# [Try it]
Check which lines of the entries that follow hold "Issue", then give the number of those lines and nothing more.

Data to use START

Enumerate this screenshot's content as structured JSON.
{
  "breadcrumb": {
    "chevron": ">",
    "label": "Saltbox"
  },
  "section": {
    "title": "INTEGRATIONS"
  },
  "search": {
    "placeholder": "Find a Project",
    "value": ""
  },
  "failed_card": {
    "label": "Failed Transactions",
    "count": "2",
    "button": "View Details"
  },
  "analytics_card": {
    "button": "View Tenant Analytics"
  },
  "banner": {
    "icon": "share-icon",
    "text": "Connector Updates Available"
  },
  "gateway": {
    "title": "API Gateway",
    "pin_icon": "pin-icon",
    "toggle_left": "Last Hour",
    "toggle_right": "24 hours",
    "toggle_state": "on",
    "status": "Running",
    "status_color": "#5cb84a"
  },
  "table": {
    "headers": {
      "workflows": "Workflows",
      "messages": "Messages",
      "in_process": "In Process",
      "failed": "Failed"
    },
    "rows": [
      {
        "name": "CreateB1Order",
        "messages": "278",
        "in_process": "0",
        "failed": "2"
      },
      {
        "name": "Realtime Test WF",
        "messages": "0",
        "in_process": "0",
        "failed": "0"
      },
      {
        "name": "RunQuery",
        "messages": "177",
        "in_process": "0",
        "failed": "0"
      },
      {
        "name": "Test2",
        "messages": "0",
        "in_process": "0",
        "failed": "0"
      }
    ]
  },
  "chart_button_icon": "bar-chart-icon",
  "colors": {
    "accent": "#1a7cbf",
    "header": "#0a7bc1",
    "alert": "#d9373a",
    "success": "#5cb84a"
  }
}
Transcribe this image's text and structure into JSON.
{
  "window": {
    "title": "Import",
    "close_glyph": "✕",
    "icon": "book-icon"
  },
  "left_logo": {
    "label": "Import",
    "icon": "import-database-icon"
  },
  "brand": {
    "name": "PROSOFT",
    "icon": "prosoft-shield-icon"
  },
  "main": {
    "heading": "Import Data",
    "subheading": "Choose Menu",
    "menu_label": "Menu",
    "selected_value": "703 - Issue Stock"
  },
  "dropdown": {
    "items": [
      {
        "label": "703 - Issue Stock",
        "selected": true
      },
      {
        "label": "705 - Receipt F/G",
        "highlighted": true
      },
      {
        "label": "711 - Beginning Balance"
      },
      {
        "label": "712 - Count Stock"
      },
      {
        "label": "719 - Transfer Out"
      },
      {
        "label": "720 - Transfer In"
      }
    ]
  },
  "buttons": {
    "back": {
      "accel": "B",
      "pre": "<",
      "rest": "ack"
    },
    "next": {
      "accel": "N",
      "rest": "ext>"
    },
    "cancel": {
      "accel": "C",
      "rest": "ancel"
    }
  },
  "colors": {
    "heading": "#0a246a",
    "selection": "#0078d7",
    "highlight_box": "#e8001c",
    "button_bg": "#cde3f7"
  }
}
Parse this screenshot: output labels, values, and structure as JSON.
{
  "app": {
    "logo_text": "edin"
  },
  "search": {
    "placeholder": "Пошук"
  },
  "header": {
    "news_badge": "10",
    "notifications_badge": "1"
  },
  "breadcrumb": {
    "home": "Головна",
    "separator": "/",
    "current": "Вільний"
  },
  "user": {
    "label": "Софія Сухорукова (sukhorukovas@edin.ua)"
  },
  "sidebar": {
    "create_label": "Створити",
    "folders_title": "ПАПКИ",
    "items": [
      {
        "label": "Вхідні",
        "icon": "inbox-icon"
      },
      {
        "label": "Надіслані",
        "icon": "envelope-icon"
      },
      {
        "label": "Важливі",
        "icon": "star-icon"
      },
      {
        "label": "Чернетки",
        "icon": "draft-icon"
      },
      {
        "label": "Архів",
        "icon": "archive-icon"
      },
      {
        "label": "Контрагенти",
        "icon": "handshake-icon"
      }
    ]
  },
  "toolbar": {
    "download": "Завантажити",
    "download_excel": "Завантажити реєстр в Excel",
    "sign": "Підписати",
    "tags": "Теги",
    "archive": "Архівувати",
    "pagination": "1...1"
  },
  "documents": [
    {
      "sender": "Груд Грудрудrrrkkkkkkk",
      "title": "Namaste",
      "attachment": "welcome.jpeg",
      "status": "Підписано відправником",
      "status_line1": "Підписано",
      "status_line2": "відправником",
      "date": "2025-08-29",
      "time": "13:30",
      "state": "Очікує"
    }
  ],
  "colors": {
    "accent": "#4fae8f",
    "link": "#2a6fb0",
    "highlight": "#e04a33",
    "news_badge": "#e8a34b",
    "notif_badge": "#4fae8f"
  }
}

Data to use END

# [Written response]
2